Audio effects put the icing on the cake for any song getting the mixdown treatment. You add some reverb to give the drums depth and put them in a room. You add delay to vocals to give them some echo and space them out from the other instruments. Phasing and flanging effects can really spice up an otherwise bland production. It’s all about keeping the listener interested, both consciously and unconsciously. Often, they’re just sitting there listening to the tunes, completely engulfed yet oblivious to the nuances provided by the effects put onto the tracks to give them some extra life. And believe me, there is a huge difference between listening to a song, and listening to a mix. Analysing exactly what is going on and what tools were used in the mixing process really opens up your mind to what is possible while producing music.

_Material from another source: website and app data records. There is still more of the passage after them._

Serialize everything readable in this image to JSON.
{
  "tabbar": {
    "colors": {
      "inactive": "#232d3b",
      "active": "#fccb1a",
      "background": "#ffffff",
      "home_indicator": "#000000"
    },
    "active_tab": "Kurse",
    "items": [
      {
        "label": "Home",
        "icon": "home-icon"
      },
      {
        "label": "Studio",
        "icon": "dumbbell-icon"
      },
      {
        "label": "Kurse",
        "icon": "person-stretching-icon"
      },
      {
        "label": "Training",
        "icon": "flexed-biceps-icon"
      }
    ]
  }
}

I am able to provide online mixing with all project communication via telephone and internet. Once the project is finished, I will supply you with the final stereo audio files per download link.

Alternatively, we can meet up in the studio and listen to the mixes face to face. Whatever you prefer.


I provide full project service from the recording stage, to editing, mixing and mastering. For artists who have tracked their album themselves, I offer online mixing and mastering, the latter through partner studios such as Plätlin Mastering in Hamburg.

I find it is best to support artists through the entire album production process. I use my ears and experience to give advice and use my skills as an audio engineer so you can focus entirely on the performance.

Mastering Music


Prices for online mixing services vary depending on the scope of the project, the band’s instruments and the number of tracks in a session. No matter how important the project, or how high we set our sights, the price is always a factor. I try to keep my services affordable while delivering high quality recordings. I offer discounts for larger projects, so get in touch for a free quote.


Let me know about your music!

Tell me about your new album. The more details, the better!

By the way, if you just want to drop me a quick message, you can of course email me instead.

© 2023 Upaya Sound